## [PROBLEM TO WORK ON]
Give the number of lines in the data that hold the word "this", and nothing else.

## [RECORDS PROVIDED]
====

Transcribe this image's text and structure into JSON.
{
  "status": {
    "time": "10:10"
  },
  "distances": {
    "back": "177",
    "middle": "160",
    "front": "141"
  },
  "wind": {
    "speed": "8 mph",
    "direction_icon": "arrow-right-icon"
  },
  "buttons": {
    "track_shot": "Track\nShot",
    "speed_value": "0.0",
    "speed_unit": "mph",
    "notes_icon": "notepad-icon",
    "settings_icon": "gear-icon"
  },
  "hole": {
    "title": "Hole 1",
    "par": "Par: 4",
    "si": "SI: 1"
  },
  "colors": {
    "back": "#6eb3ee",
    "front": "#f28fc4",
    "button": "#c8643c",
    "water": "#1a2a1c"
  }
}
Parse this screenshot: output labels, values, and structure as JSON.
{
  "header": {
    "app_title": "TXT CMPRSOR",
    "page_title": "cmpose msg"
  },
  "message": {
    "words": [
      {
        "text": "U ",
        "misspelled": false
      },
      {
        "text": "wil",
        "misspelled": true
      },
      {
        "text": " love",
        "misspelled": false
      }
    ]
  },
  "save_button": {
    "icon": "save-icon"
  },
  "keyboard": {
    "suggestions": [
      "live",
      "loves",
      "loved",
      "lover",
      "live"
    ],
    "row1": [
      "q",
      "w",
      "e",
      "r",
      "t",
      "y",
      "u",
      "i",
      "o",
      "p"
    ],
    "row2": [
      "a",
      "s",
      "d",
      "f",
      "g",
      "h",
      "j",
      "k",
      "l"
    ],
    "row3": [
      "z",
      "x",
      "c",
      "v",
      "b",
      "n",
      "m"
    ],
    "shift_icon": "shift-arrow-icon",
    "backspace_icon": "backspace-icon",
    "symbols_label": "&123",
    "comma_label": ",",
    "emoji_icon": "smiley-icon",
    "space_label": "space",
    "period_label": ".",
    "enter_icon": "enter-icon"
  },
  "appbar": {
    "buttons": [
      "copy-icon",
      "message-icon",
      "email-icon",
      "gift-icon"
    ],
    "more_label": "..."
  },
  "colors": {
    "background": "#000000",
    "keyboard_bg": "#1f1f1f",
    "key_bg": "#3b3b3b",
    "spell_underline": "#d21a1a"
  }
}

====

## [RESULT]
2